Wellness and Food Trends: Getting to Know the Next WaveDecember 16, 2016 /
Want to learn about the latest in wellness and food trends? Studies have shown that the top concern for most people is the retention of mental abilities with age. So you can expect to see more foods and supplements touting these benefits. Other big marketing opportunities include immunity, heart disease, arthritis, eye health, and the body’s ability to “detox.” Here are some other up-and-coming trends.
Fresh, whole foods
Consumers are opting for fresh, whole foods that are naturally rich in nutrients. Organic foods are going to continue to rise in popularity. The less processed, the better as far as today’s shoppers are concerned. However, this does not mean that fortified foods are done, but today’s savvier consumer is more likely to look for specific additions, as opposed to generalized claims, such as “fortified with 12 vitamins and minerals.”
Fewer ingredients, less packaging
Beginning in 2009, a whopping 42% of food and drink categories reduced the number of ingredients in their products. Using minimal packaging is also a growing interest for many people.
Many experts say that we can expect to hear a lot more about the “carbon footprint” of our food choices in the near future. Look for food labels related to carbon footprint, water footprint, food miles, biodegradable packaging, and fair trade.
Vegetarian or flexitarian diets
The number of people choosing a vegetarian or flexitarian diet is growing by leaps and bounds for a number of reasons, including environmental concerns, economics, and emerging health information.
Reduced or low-sodium foods
Reduced and low-sodium foods are likely to become the new focus for consumers, now that many people are already choosing reduced-sugar and trans-fat-free foods.
Food and dining options
People are going to continue to experiment with food and dining options, such as gastropubs, fusion dining, and communal dining. Chain restaurants are beginning to experience trouble staying afloat in an oversaturated market, leading the way for more creative endeavors to find room to thrive. Different flavor combinations, such as bacon ice cream or red pepper chocolates, are going to continue to gain popularity, as more people begin to use food as a way of expressing their individuality and unique personality.
Meals at home
Preparing food at home is becoming ever more popular. Some experts theorize that more people are beginning to alter recipes to suit their personal preferences and to add different ethnic components to the dishes.

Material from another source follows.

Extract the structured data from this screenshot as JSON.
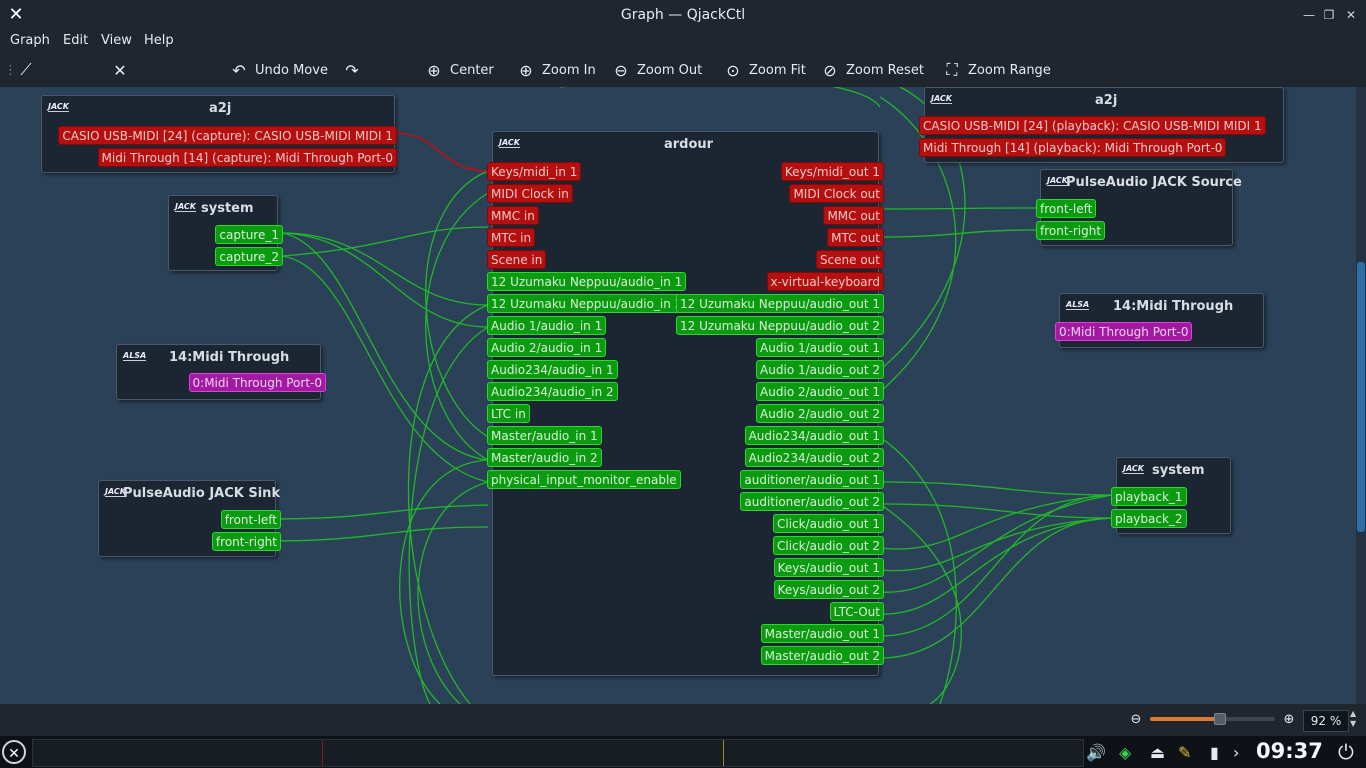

People want to know exactly where their food has come from, opening the doors for food vetting (food sourcing issues) to become a growing field.
The energy craze
The energy craze started with Red Bull®. Now it seems that food companies are searching for the “anti-Red Bull”—a food or beverage that will calm people. Many will try, and few will probably succeed, but those companies that do manage to create a successful product will likely hit it big in today’s market. For instance, Jones™ GABA soda’s advertisements state that, “Jones GABA (gamma-aminobutyric acid) increases the production of alpha brain waves, known to enhance focus + clarity. At the same time, the amino acid decreases beta brain waves, which are linked to nervousness and scattered thoughts. In other words, Jones GABA relaxes your brain, puts you ‘in the zone,’ and allows you—and your customers—to perform at your peak.”
Gone are the days of brand-name loyalty. Private store labels are becoming more creative and more willing to answer people’s desires with appropriate and tasty choices.
Bite-size mini desserts are forecasted to remain popular well into the future.
Nontraditional fish and meats
Nontraditional fish, such as branzino and Arctic char, are appearing on more restaurant menus, as are new cuts of meat, such as Denver steak.
Locally produced beverages
More people are choosing locally produced wine and beer, micro-distilled liquor, and artisan liquors, both at home and in restaurants.
Gluten-free foods, although debated by many nutrition and health care professionals, are only beginning to pick up steam. The average, healthy shopper, not just those diagnosed with celiac disease, will continue to purchase these products well into the future.
References and recommended readings
Helm J. The buzz in 2010: these nutrition trends will be fodder in new year. Available at: http://nutritionunplugged.com/tag/2010-food-trends/. Accessed March 9, 2010.
MyJones Store. Jones GABA. Available at: http://www.myjones.com/store/beverages/jones-gaba.html. Accessed March 20, 2010.
Restaurant.org. Chef survey: what’s HOT in 2010. Available at: http://www.restaurant.org/pdfs/research/whats_hot_2010.pdf. Accessed March 9, 2010.
The Food Channel®. Top 10 food trends in 2010. Available at: http://www.foodchannel.com/stories/2154-top-10-food-trends-for-2010. Accessed March 9, 2010.